The Central Market is the economic heart of the city, pumping out all manner of goods from fresh produce and fish straight out of Lake Tanganyika to cooking pots, second-hand clothes and locally produced palm oil. My favorite part of the market – the fabric stalls. Imagine bright African block fabrics draped, layer upon layer, at least ten feet high, in each kiosk. The colors, brilliant; the patterns, dizzying; the possibilities seemed endless as I craned to see the ones at the very top where they almost touched the sky.
My sister in law took me once. I remember her strutting, with her perfect African gate, toward her favorite venders and showing off her light-skinned family member. We laughed together as we looked at the fabrics and considered which would make good shirts for Claude, maybe a dress for me. All the ladies, some with babies strapped to their backs, weighed in on the right selections.
Another time I went with my no-nonsense Auntie. She refused to let the sellers take advantage of my whiteness, bargaining on my behalf so I could get an armload of fabrics. Her interactions were efficient and stride swift, just what I’d expect from a woman who knew this market from years of such daily exchanges. Arm and arm we made our way out from the darkened paths of the market and into the Burundian sunlight.
But the first time I went to the big market was with Mama Rose, my mother in law. Round and stout, she maneuvered through the tight stalls and clusters of people with unexpected agility. I remember running out of breath just trying to keep pace with her. No one stood in her way for long as she elbowed to the left and shimmied to the right passing all the eager vendors trying to get her attention.
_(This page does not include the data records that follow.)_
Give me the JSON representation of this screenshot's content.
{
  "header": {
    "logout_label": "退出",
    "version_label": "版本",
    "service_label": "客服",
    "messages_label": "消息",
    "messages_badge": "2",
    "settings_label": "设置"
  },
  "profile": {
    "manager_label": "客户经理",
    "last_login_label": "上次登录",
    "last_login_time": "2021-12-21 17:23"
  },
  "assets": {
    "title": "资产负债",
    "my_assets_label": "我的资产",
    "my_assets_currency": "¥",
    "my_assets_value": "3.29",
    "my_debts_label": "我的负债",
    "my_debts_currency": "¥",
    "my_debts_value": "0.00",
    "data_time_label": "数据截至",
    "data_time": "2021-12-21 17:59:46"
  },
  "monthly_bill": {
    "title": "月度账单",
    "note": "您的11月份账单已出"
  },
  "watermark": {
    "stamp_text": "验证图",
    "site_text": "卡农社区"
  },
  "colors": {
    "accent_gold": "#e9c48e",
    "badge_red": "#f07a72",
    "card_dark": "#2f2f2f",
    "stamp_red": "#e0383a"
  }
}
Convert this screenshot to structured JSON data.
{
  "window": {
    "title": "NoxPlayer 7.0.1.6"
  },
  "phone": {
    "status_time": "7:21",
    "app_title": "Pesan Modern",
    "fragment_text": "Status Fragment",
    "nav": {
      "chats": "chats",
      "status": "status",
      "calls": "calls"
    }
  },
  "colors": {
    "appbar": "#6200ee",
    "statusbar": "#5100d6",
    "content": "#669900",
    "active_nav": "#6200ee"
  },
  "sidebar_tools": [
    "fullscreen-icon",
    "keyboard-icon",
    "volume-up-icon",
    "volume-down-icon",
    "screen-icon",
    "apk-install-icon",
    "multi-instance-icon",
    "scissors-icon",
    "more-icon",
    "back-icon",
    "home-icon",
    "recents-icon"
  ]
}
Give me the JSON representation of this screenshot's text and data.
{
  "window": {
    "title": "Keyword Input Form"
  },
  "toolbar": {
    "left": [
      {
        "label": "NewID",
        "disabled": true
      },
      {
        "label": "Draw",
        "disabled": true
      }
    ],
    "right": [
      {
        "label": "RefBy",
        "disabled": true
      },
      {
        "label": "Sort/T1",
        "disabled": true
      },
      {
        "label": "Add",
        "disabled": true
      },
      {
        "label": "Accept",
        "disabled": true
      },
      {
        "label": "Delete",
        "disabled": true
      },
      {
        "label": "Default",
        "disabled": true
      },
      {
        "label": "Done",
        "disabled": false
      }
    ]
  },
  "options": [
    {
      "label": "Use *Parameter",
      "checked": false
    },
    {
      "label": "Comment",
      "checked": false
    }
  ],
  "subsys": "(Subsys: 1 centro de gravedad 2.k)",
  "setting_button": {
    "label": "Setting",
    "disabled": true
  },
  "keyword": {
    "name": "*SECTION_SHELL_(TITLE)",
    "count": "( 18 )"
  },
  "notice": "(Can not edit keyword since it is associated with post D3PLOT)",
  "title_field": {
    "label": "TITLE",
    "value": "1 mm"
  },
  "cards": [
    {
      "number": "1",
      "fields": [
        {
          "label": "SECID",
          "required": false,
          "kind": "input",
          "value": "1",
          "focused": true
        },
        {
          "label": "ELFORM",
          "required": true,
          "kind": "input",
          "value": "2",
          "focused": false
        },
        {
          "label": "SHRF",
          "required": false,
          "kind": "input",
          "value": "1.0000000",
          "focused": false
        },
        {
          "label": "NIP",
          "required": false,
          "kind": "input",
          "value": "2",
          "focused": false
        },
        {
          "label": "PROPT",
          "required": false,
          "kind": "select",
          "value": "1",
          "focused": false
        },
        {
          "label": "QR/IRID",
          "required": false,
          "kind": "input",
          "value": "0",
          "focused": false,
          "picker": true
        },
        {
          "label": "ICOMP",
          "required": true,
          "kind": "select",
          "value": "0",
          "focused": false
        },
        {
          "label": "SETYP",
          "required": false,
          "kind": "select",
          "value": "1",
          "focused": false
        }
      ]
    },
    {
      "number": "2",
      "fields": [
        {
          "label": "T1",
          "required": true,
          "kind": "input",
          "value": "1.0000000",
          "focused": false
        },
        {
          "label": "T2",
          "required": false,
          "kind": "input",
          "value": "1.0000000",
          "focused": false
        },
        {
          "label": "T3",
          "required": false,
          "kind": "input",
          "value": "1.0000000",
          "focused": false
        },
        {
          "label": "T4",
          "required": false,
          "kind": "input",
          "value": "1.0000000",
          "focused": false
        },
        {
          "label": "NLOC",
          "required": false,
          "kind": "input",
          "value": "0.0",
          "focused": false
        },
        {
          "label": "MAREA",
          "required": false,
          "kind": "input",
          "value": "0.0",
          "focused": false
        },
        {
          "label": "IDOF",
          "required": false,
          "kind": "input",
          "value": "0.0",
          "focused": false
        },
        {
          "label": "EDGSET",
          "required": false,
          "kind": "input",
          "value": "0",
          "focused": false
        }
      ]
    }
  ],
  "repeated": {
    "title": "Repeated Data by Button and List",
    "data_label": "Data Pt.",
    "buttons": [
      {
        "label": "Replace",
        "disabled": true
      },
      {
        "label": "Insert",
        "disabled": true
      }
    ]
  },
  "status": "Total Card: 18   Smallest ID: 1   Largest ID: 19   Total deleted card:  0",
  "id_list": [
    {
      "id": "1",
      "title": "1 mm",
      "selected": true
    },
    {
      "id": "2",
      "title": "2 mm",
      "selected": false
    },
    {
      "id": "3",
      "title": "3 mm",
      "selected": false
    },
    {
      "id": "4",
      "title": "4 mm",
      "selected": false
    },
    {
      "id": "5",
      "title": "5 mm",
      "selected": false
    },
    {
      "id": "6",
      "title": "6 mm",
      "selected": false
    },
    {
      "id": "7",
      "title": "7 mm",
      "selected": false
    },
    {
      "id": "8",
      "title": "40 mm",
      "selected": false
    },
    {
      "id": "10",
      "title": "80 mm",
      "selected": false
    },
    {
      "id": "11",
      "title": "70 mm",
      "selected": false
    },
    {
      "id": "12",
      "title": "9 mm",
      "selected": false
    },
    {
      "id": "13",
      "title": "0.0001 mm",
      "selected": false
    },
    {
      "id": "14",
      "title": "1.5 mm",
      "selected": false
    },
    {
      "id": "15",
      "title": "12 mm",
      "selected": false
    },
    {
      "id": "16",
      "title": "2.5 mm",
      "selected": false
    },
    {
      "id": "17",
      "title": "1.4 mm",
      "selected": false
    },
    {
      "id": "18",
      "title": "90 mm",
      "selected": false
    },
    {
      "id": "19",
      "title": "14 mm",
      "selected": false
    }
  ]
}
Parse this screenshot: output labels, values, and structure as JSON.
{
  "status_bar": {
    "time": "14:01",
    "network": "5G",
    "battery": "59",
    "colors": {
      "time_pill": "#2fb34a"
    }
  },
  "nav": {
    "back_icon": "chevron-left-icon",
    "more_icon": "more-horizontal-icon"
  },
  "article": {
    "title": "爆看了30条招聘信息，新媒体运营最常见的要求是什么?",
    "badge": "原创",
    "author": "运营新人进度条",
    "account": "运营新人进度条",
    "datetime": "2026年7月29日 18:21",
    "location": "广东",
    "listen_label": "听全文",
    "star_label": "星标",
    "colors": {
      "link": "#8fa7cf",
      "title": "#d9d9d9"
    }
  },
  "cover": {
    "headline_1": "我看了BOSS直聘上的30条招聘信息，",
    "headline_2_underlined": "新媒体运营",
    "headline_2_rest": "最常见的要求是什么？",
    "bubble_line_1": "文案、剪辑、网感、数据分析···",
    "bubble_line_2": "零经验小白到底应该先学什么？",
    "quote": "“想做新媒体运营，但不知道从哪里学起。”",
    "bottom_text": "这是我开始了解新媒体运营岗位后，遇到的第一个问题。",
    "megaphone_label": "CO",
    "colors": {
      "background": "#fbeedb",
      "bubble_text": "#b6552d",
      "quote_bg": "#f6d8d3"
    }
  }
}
She took me out to an enclosed courtyard filled with fruits and vegetables – beyond any farmers market I’d ever seen. Pyramids of mandarins, piles of garlic with long stalks still attached, baskets of purple shallots and bigger baskets of potatoes – it was hard to take it all in as Mama Rose never slowed for my produce tourism. I just recall a moment when we stopped, she making quick purchases and the place pulsating with Kirundi words, brown hands and the energy of local commerce.
She made sure I followed her, grabbing my wrist, as we hopped over gutters and swerved around toddlers toward an exit. She chose the route leading right through the tables of fresh fish, some still wet and glistening, some warm with stink. Oh, and then we passed the squawking chickens in cages and others being plucked for waiting customers. The smile that finally came to light revealed her plan… she wanted to give me a little dramatic flare at the end of our market venture together!
Yesterday the Central Market burned to the ground. Not even the roof was left standing. In the close quarters filled with vendors and products, livestock, shoes, cooking oil and tailors sewing dresses …the flames spread quicker than my Auntie’s swift stride. All those fabrics fell from the sky and burned into ash. The livelihood of all those women went up in smoke. All the laughter I remember then, now turned into wailing and the kind of grief that smacks you to the ground.
And the chaos wouldn’t be contained. On the outskirts of the market looters began to take all they could carry from surrounding street sellers and nearby shops. Before sunset price gouging was widespread in little neighborhood grocery stores. By morning, everyone knew food and sundries would be hard to come by and too costly, even if you did. This would be the beginning of a chain reaction in the Burundian economy, more crushing for those at the bottom, already vulnerable.
My heart soars with pungent memories of the Central Market. A place of commerce and community in the very core of the city – where small fortunes are built one day at a time by women with babies strapped to their backs, by men lacing together the last bit of hope, scrappy entrepreneurs trying to break into the economy and provide for their families. The Sunday fire burned entire inventories, life savings for most clients and the dreams of so many. Now I want to smear ash across my face, across my memories and weep for the loss of life and livelihoods.
The Central Market stood amid the city every day. It was the intersection for local goods and neighbors. It was a place of small transactions and nearly invisible margins. It was the place people got what they needed and made a little living, just enough on a good day. And it’s gone. And now life will be harder.
Lord, remember the place where I walked with Mama Rose and the other women of my family. Remember all those now grieving losses too deep for words. Remember the limping economy of Burundi. Please bring hope in the midst of heartache.